Task objective
Retype the data exactly. Spelling and punctuation stay as they are.

....

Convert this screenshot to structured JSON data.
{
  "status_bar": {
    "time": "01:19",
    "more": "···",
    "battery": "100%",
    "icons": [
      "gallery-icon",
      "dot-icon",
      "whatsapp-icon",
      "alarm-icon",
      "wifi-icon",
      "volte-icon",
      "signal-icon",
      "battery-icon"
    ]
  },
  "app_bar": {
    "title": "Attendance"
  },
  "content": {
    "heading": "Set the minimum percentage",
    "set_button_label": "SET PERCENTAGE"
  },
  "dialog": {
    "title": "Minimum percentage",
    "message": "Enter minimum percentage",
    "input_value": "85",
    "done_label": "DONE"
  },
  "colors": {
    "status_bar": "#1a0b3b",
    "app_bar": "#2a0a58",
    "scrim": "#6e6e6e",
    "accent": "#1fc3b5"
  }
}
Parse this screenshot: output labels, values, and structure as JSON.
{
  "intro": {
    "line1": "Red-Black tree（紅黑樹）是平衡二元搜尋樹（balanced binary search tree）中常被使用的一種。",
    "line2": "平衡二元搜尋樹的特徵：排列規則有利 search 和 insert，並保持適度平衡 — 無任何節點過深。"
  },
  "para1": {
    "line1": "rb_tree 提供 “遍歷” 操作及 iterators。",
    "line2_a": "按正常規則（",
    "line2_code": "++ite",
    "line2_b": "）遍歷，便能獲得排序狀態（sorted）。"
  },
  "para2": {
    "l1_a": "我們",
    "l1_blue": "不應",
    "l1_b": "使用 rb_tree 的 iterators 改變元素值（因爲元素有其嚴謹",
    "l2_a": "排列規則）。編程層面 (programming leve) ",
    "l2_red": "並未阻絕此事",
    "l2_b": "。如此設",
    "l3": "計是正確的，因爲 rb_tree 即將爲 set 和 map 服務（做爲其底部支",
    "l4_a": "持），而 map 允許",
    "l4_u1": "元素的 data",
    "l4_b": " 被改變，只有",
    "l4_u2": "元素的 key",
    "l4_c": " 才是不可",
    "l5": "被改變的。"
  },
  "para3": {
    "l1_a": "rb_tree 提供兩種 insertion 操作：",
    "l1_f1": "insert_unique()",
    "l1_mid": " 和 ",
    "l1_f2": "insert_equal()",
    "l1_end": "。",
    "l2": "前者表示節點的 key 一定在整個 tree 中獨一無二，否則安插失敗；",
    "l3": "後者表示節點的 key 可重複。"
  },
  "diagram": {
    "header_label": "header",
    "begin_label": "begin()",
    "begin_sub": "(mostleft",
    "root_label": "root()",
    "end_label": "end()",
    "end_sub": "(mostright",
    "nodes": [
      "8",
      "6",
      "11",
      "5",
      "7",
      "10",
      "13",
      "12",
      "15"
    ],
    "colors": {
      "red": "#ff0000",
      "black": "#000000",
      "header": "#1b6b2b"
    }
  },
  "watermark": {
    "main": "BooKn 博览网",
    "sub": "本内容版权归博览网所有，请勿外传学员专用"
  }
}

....

Your solution
Convert this screenshot to structured JSON data.
{
  "status_bar": {
    "time": "01:19",
    "more": "···",
    "battery": "100%",
    "icons": [
      "gallery-icon",
      "dot-icon",
      "whatsapp-icon",
      "alarm-icon",
      "wifi-icon",
      "volte-icon",
      "signal-icon",
      "battery-icon"
    ]
  },
  "app_bar": {
    "title": "Attendance"
  },
  "content": {
    "heading": "Set the minimum percentage",
    "set_button_label": "SET PERCENTAGE"
  },
  "dialog": {
    "title": "Minimum percentage",
    "message": "Enter minimum percentage",
    "input_value": "85",
    "done_label": "DONE"
  },
  "colors": {
    "status_bar": "#1a0b3b",
    "app_bar": "#2a0a58",
    "scrim": "#6e6e6e",
    "accent": "#1fc3b5"
  }
}
Parse this screenshot: output labels, values, and structure as JSON.
{
  "intro": {
    "line1": "Red-Black tree（紅黑樹）是平衡二元搜尋樹（balanced binary search tree）中常被使用的一種。",
    "line2": "平衡二元搜尋樹的特徵：排列規則有利 search 和 insert，並保持適度平衡 — 無任何節點過深。"
  },
  "para1": {
    "line1": "rb_tree 提供 “遍歷” 操作及 iterators。",
    "line2_a": "按正常規則（",
    "line2_code": "++ite",
    "line2_b": "）遍歷，便能獲得排序狀態（sorted）。"
  },
  "para2": {
    "l1_a": "我們",
    "l1_blue": "不應",
    "l1_b": "使用 rb_tree 的 iterators 改變元素值（因爲元素有其嚴謹",
    "l2_a": "排列規則）。編程層面 (programming leve) ",
    "l2_red": "並未阻絕此事",
    "l2_b": "。如此設",
    "l3": "計是正確的，因爲 rb_tree 即將爲 set 和 map 服務（做爲其底部支",
    "l4_a": "持），而 map 允許",
    "l4_u1": "元素的 data",
    "l4_b": " 被改變，只有",
    "l4_u2": "元素的 key",
    "l4_c": " 才是不可",
    "l5": "被改變的。"
  },
  "para3": {
    "l1_a": "rb_tree 提供兩種 insertion 操作：",
    "l1_f1": "insert_unique()",
    "l1_mid": " 和 ",
    "l1_f2": "insert_equal()",
    "l1_end": "。",
    "l2": "前者表示節點的 key 一定在整個 tree 中獨一無二，否則安插失敗；",
    "l3": "後者表示節點的 key 可重複。"
  },
  "diagram": {
    "header_label": "header",
    "begin_label": "begin()",
    "begin_sub": "(mostleft",
    "root_label": "root()",
    "end_label": "end()",
    "end_sub": "(mostright",
    "nodes": [
      "8",
      "6",
      "11",
      "5",
      "7",
      "10",
      "13",
      "12",
      "15"
    ],
    "colors": {
      "red": "#ff0000",
      "black": "#000000",
      "header": "#1b6b2b"
    }
  },
  "watermark": {
    "main": "BooKn 博览网",
    "sub": "本内容版权归博览网所有，请勿外传学员专用"
  }
}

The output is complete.